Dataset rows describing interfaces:

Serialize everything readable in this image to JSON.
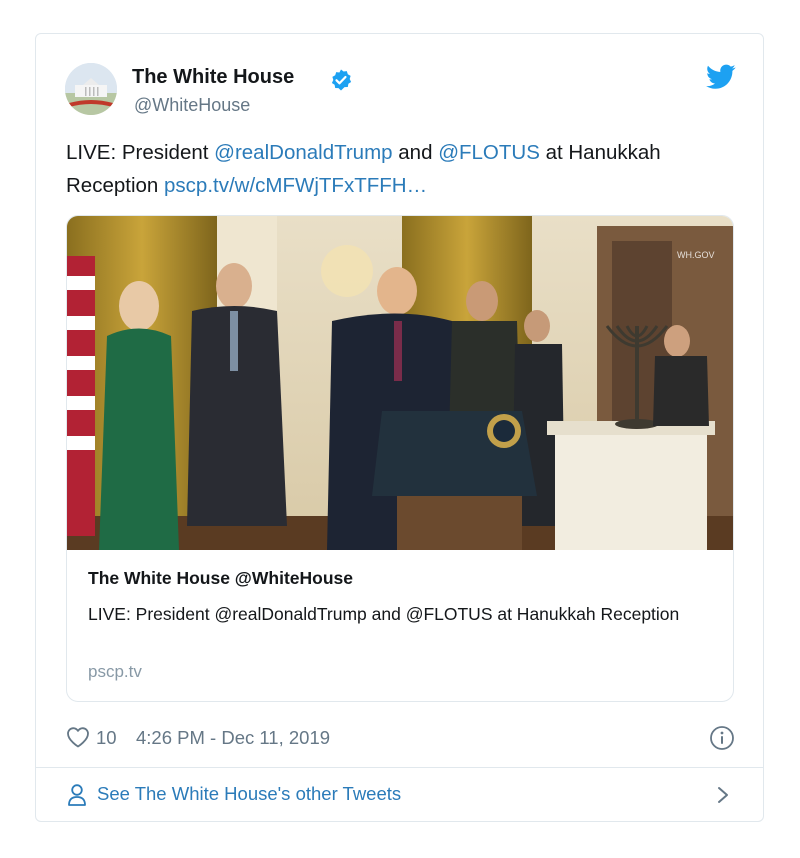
{
  "tweet": {
    "author_name": "The White House",
    "handle": "@WhiteHouse",
    "text_prefix": "LIVE: President ",
    "mention_1": "@realDonaldTrump",
    "text_and": " and ",
    "mention_2": "@FLOTUS",
    "text_suffix": " at Hanukkah Reception ",
    "link": "pscp.tv/w/cMFWjTFxTFFH…"
  },
  "media_card": {
    "title": "The White House @WhiteHouse",
    "description": "LIVE: President @realDonaldTrump and @FLOTUS at Hanukkah Reception",
    "domain": "pscp.tv",
    "watermark": "WH.GOV"
  },
  "footer": {
    "like_count": "10",
    "timestamp": "4:26 PM - Dec 11, 2019",
    "see_other": "See The White House's other Tweets"
  },
  "icons": {
    "verified": "verified-badge-icon",
    "bird": "twitter-bird-icon",
    "heart": "heart-icon",
    "info": "info-icon",
    "person": "person-icon",
    "chevron": "chevron-right-icon"
  },
  "colors": {
    "link": "#2b7bb9",
    "text": "#14171a",
    "secondary": "#657786",
    "verified": "#1da1f2",
    "border": "#e1e8ed"
  }
}
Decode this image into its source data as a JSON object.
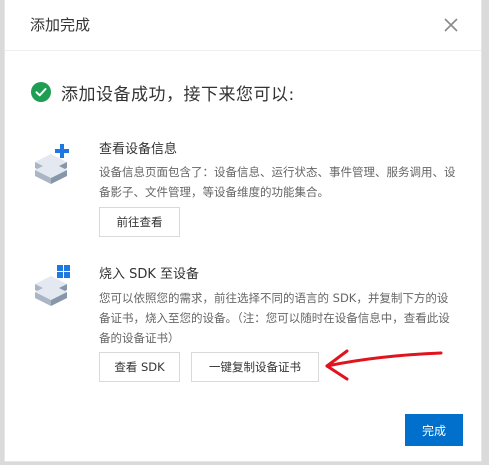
{
  "dialog": {
    "title": "添加完成",
    "close_icon": "close-icon"
  },
  "success": {
    "icon": "check-circle-icon",
    "color": "#1e9e52",
    "message": "添加设备成功，接下来您可以:"
  },
  "cards": [
    {
      "icon": "device-add-icon",
      "title": "查看设备信息",
      "description": "设备信息页面包含了：设备信息、运行状态、事件管理、服务调用、设备影子、文件管理，等设备维度的功能集合。",
      "buttons": [
        "前往查看"
      ]
    },
    {
      "icon": "device-sdk-icon",
      "title": "烧入 SDK 至设备",
      "description": "您可以依照您的需求，前往选择不同的语言的 SDK，并复制下方的设备证书，烧入至您的设备。（注：您可以随时在设备信息中，查看此设备的设备证书）",
      "buttons": [
        "查看 SDK",
        "一键复制设备证书"
      ]
    }
  ],
  "footer": {
    "done_label": "完成",
    "accent": "#0070cc"
  },
  "annotation": {
    "arrow_color": "#e0141e"
  }
}
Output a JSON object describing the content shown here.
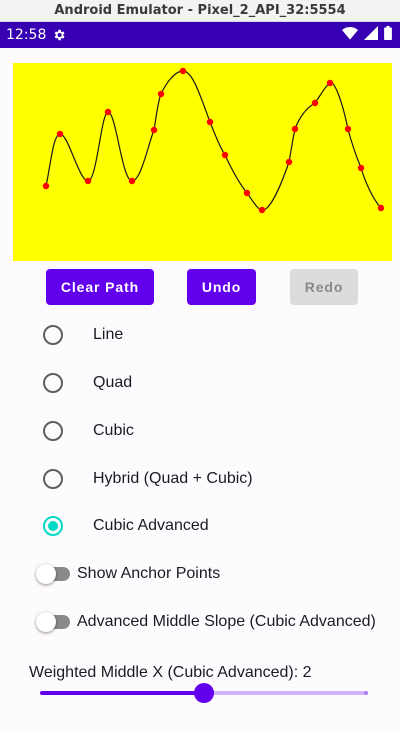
{
  "window": {
    "title": "Android Emulator - Pixel_2_API_32:5554"
  },
  "status_bar": {
    "time": "12:58",
    "icons": [
      "gear-icon",
      "wifi-icon",
      "signal-icon",
      "battery-icon"
    ]
  },
  "canvas": {
    "background": "#ffff00",
    "curve_color": "#1a1a1a",
    "point_color": "#ff0000"
  },
  "buttons": {
    "clear_path": "Clear Path",
    "undo": "Undo",
    "redo": "Redo",
    "redo_enabled": false
  },
  "radio_options": [
    {
      "label": "Line",
      "selected": false
    },
    {
      "label": "Quad",
      "selected": false
    },
    {
      "label": "Cubic",
      "selected": false
    },
    {
      "label": "Hybrid (Quad + Cubic)",
      "selected": false
    },
    {
      "label": "Cubic Advanced",
      "selected": true
    }
  ],
  "switches": [
    {
      "label": "Show Anchor Points",
      "on": false
    },
    {
      "label": "Advanced Middle Slope (Cubic Advanced)",
      "on": false
    }
  ],
  "slider": {
    "label": "Weighted Middle X (Cubic Advanced): 2",
    "fraction": 0.5
  },
  "colors": {
    "primary": "#6200ee",
    "status_bar": "#3700b3",
    "radio_selected": "#03dac5",
    "slider_inactive": "#d1b3f7",
    "disabled_button": "#dcdcdc"
  }
}
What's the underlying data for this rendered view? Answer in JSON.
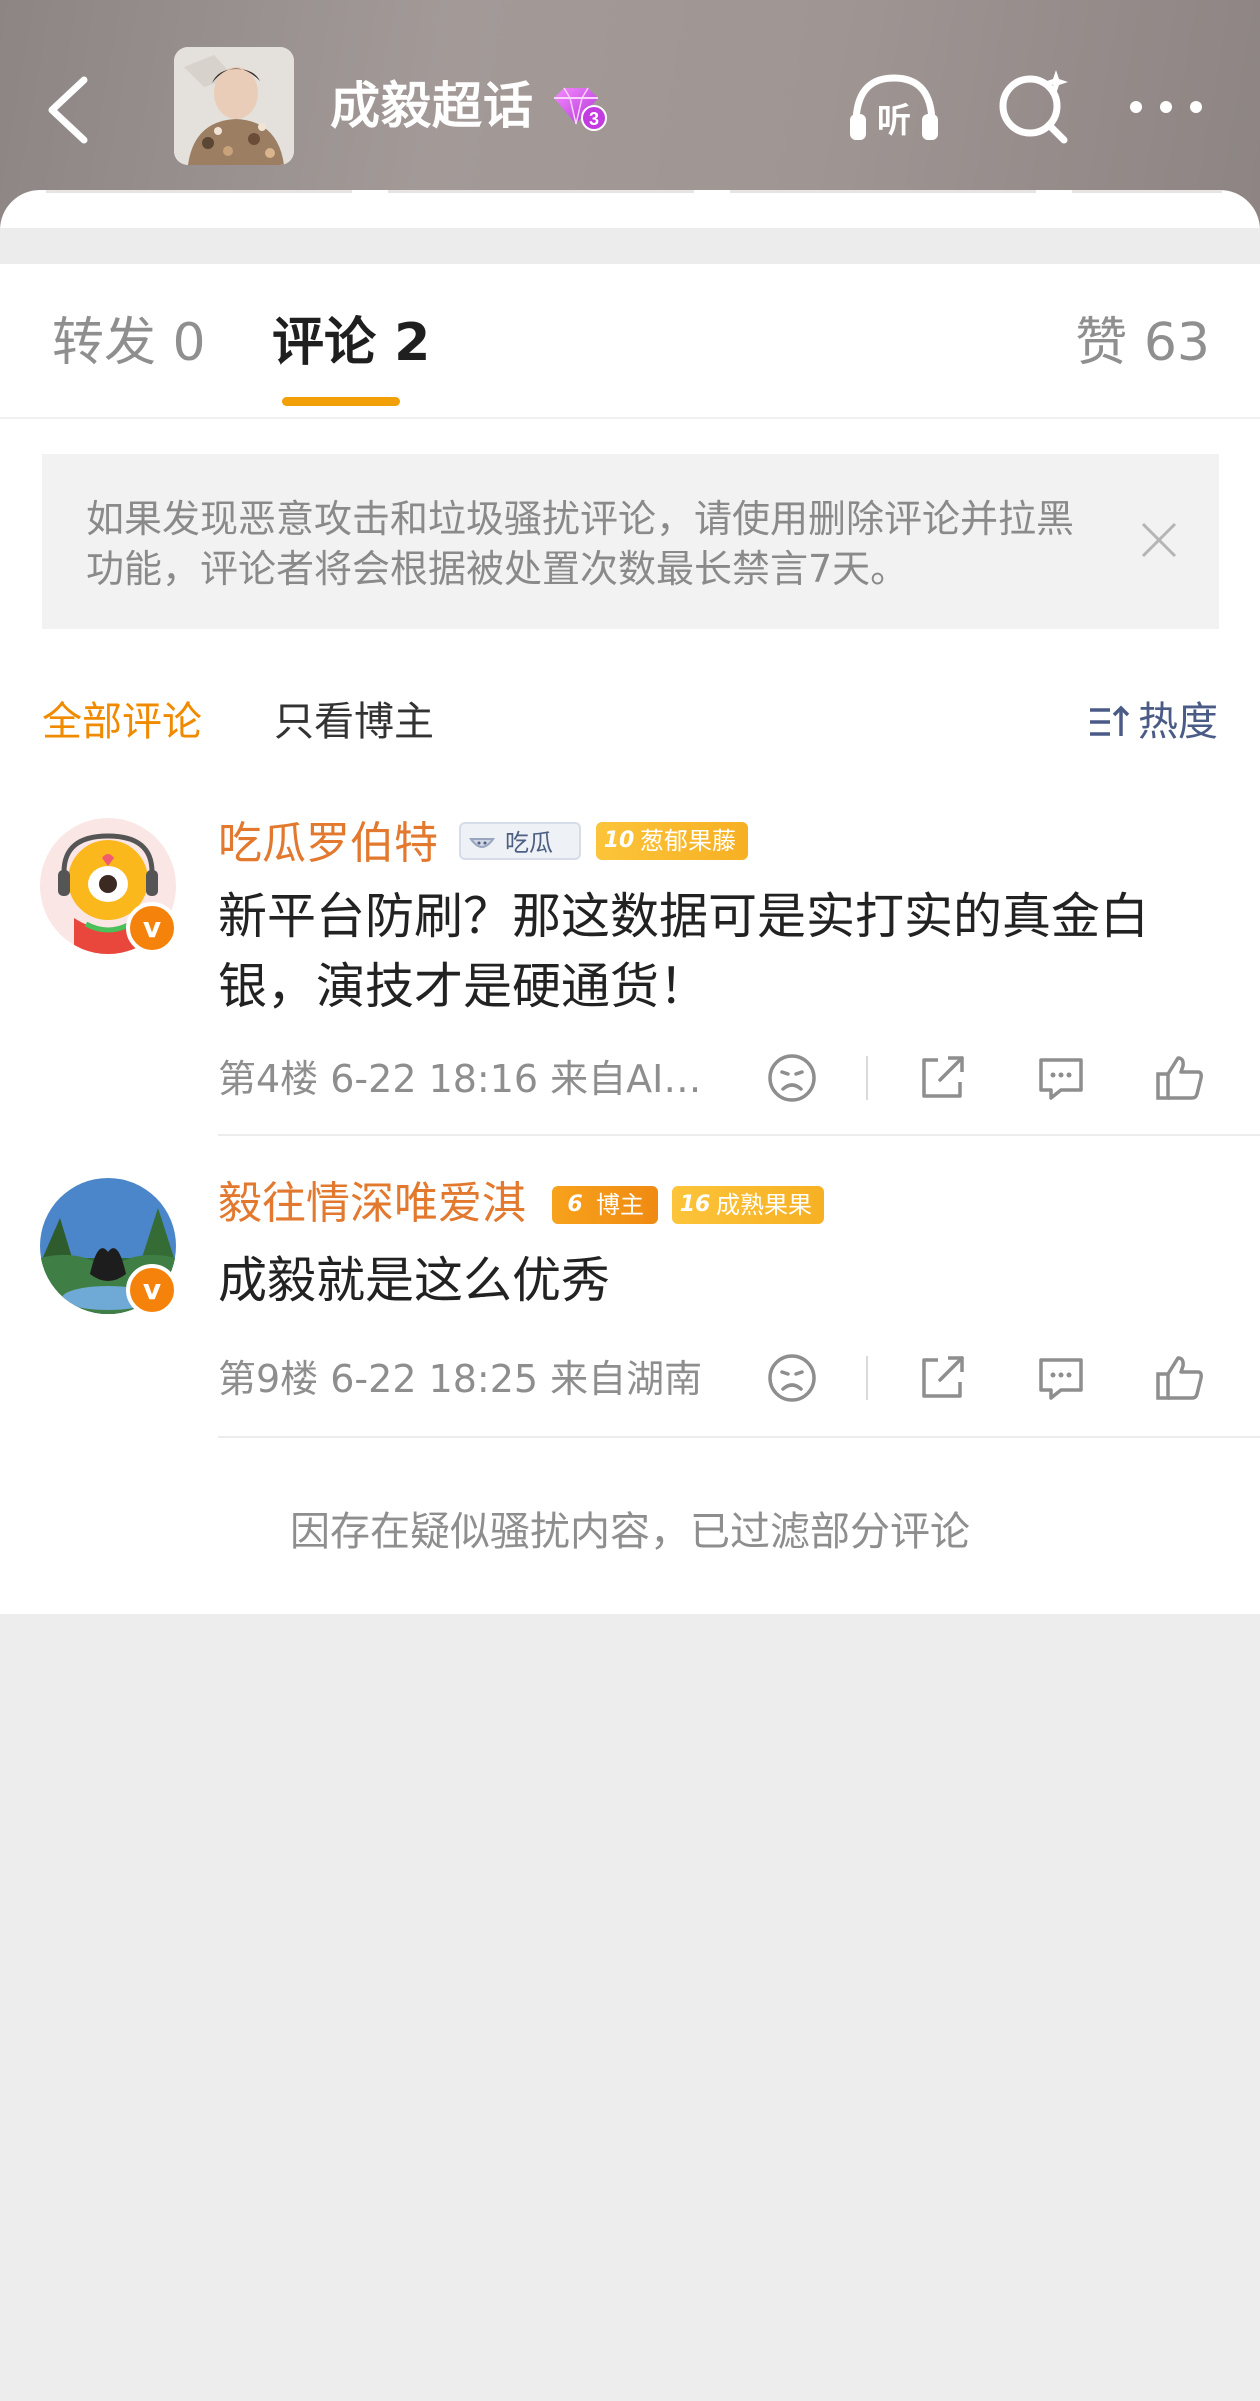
{
  "header": {
    "title": "成毅超话",
    "level_badge": "3",
    "back_icon": "chevron-left-icon",
    "listen_label": "听",
    "search_icon": "search-sparkle-icon",
    "more_icon": "more-dots-icon"
  },
  "tabs": {
    "repost": "转发 0",
    "comment": "评论 2",
    "like": "赞 63"
  },
  "notice": {
    "text": "如果发现恶意攻击和垃圾骚扰评论，请使用删除评论并拉黑功能，评论者将会根据被处置次数最长禁言7天。"
  },
  "filters": {
    "all": "全部评论",
    "blogger_only": "只看博主",
    "sort": "热度"
  },
  "comments": [
    {
      "name": "吃瓜罗伯特",
      "tag_melon": "吃瓜",
      "fan_level": "10",
      "fan_title": "葱郁果藤",
      "text": "新平台防刷？那这数据可是实打实的真金白银，演技才是硬通货！",
      "meta": "第4楼  6-22 18:16  来自AI…"
    },
    {
      "name": "毅往情深唯爱淇",
      "role_level": "6",
      "role_title": "博主",
      "fan_level": "16",
      "fan_title": "成熟果果",
      "text": "成毅就是这么优秀",
      "meta": "第9楼  6-22 18:25  来自湖南"
    }
  ],
  "verified_mark": "v",
  "footer_note": "因存在疑似骚扰内容，已过滤部分评论",
  "colors": {
    "accent_orange": "#f08a00",
    "tab_underline": "#f2a007",
    "username": "#e2792f",
    "sort_blue": "#4a5c86"
  }
}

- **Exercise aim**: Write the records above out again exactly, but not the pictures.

- **Response below**:
Serialize everything readable in this image to JSON.
{
  "tweet": {
    "author_name": "The White House",
    "handle": "@WhiteHouse",
    "text_prefix": "LIVE: President ",
    "mention_1": "@realDonaldTrump",
    "text_and": " and ",
    "mention_2": "@FLOTUS",
    "text_suffix": " at Hanukkah Reception ",
    "link": "pscp.tv/w/cMFWjTFxTFFH…"
  },
  "media_card": {
    "title": "The White House @WhiteHouse",
    "description": "LIVE: President @realDonaldTrump and @FLOTUS at Hanukkah Reception",
    "domain": "pscp.tv",
    "watermark": "WH.GOV"
  },
  "footer": {
    "like_count": "10",
    "timestamp": "4:26 PM - Dec 11, 2019",
    "see_other": "See The White House's other Tweets"
  },
  "icons": {
    "verified": "verified-badge-icon",
    "bird": "twitter-bird-icon",
    "heart": "heart-icon",
    "info": "info-icon",
    "person": "person-icon",
    "chevron": "chevron-right-icon"
  },
  "colors": {
    "link": "#2b7bb9",
    "text": "#14171a",
    "secondary": "#657786",
    "verified": "#1da1f2",
    "border": "#e1e8ed"
  }
}
Decode this image into its source data as a JSON object.
{
  "dialog": {
    "title": "添加完成",
    "close_icon": "close-icon"
  },
  "success": {
    "icon": "check-circle-icon",
    "color": "#1e9e52",
    "message": "添加设备成功，接下来您可以:"
  },
  "cards": [
    {
      "icon": "device-add-icon",
      "title": "查看设备信息",
      "description": "设备信息页面包含了：设备信息、运行状态、事件管理、服务调用、设备影子、文件管理，等设备维度的功能集合。",
      "buttons": [
        "前往查看"
      ]
    },
    {
      "icon": "device-sdk-icon",
      "title": "烧入 SDK 至设备",
      "description": "您可以依照您的需求，前往选择不同的语言的 SDK，并复制下方的设备证书，烧入至您的设备。（注：您可以随时在设备信息中，查看此设备的设备证书）",
      "buttons": [
        "查看 SDK",
        "一键复制设备证书"
      ]
    }
  ],
  "footer": {
    "done_label": "完成",
    "accent": "#0070cc"
  },
  "annotation": {
    "arrow_color": "#e0141e"
  }
}
Output a JSON object describing the content shown here.
{
  "window": {
    "title": "Android Emulator - Pixel_2_API_32:5554"
  },
  "status_bar": {
    "time": "12:58",
    "icons": [
      "gear-icon",
      "wifi-icon",
      "signal-icon",
      "battery-icon"
    ]
  },
  "canvas": {
    "background": "#ffff00",
    "curve_color": "#1a1a1a",
    "point_color": "#ff0000"
  },
  "buttons": {
    "clear_path": "Clear Path",
    "undo": "Undo",
    "redo": "Redo",
    "redo_enabled": false
  },
  "radio_options": [
    {
      "label": "Line",
      "selected": false
    },
    {
      "label": "Quad",
      "selected": false
    },
    {
      "label": "Cubic",
      "selected": false
    },
    {
      "label": "Hybrid (Quad + Cubic)",
      "selected": false
    },
    {
      "label": "Cubic Advanced",
      "selected": true
    }
  ],
  "switches": [
    {
      "label": "Show Anchor Points",
      "on": false
    },
    {
      "label": "Advanced Middle Slope (Cubic Advanced)",
      "on": false
    }
  ],
  "slider": {
    "label": "Weighted Middle X (Cubic Advanced): 2",
    "fraction": 0.5
  },
  "colors": {
    "primary": "#6200ee",
    "status_bar": "#3700b3",
    "radio_selected": "#03dac5",
    "slider_inactive": "#d1b3f7",
    "disabled_button": "#dcdcdc"
  }
}
What's the underlying data for this rendered view? Answer in JSON.
{
  "header": {
    "title": "成毅超话",
    "level_badge": "3",
    "back_icon": "chevron-left-icon",
    "listen_label": "听",
    "search_icon": "search-sparkle-icon",
    "more_icon": "more-dots-icon"
  },
  "tabs": {
    "repost": "转发 0",
    "comment": "评论 2",
    "like": "赞 63"
  },
  "notice": {
    "text": "如果发现恶意攻击和垃圾骚扰评论，请使用删除评论并拉黑功能，评论者将会根据被处置次数最长禁言7天。"
  },
  "filters": {
    "all": "全部评论",
    "blogger_only": "只看博主",
    "sort": "热度"
  },
  "comments": [
    {
      "name": "吃瓜罗伯特",
      "tag_melon": "吃瓜",
      "fan_level": "10",
      "fan_title": "葱郁果藤",
      "text": "新平台防刷？那这数据可是实打实的真金白银，演技才是硬通货！",
      "meta": "第4楼  6-22 18:16  来自AI…"
    },
    {
      "name": "毅往情深唯爱淇",
      "role_level": "6",
      "role_title": "博主",
      "fan_level": "16",
      "fan_title": "成熟果果",
      "text": "成毅就是这么优秀",
      "meta": "第9楼  6-22 18:25  来自湖南"
    }
  ],
  "verified_mark": "v",
  "footer_note": "因存在疑似骚扰内容，已过滤部分评论",
  "colors": {
    "accent_orange": "#f08a00",
    "tab_underline": "#f2a007",
    "username": "#e2792f",
    "sort_blue": "#4a5c86"
  }
}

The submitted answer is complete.